In the entries below, how many lines contain the string "title"? Give the number by itself.

(Beginning of Exercise data)

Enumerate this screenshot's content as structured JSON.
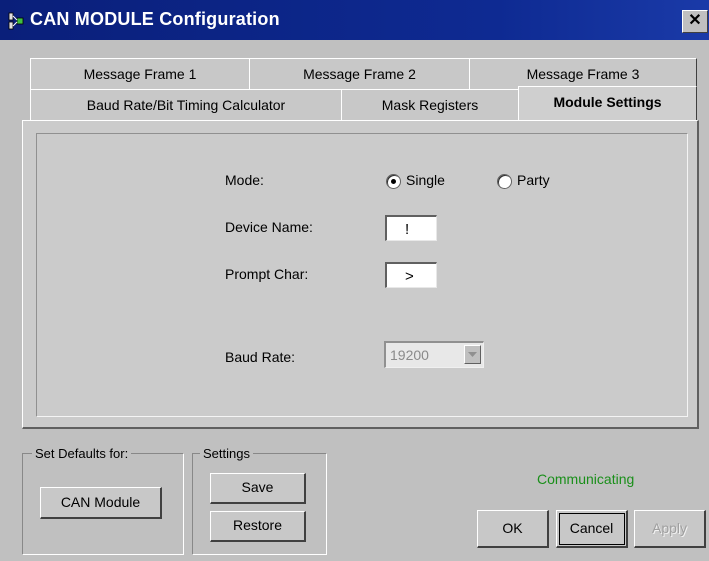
{
  "window": {
    "title": "CAN MODULE Configuration",
    "close_glyph": "✕"
  },
  "tabs_row1": [
    "Message Frame 1",
    "Message Frame 2",
    "Message Frame 3"
  ],
  "tabs_row2": [
    "Baud Rate/Bit Timing Calculator",
    "Mask Registers",
    "Module Settings"
  ],
  "active_tab": "Module Settings",
  "settings": {
    "mode_label": "Mode:",
    "mode_options": [
      "Single",
      "Party"
    ],
    "mode_selected": "Single",
    "device_name_label": "Device Name:",
    "device_name_value": "!",
    "prompt_char_label": "Prompt Char:",
    "prompt_char_value": ">",
    "baud_rate_label": "Baud Rate:",
    "baud_rate_value": "19200"
  },
  "defaults_group": {
    "title": "Set Defaults for:",
    "button": "CAN Module"
  },
  "settings_group": {
    "title": "Settings",
    "save": "Save",
    "restore": "Restore"
  },
  "status": {
    "text": "Communicating",
    "color": "#1a8f1a"
  },
  "dialog_buttons": {
    "ok": "OK",
    "cancel": "Cancel",
    "apply": "Apply"
  },
  "icons": {
    "app": "network-plug-icon",
    "combo": "chevron-down-icon"
  }
}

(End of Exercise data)

Exercise result
3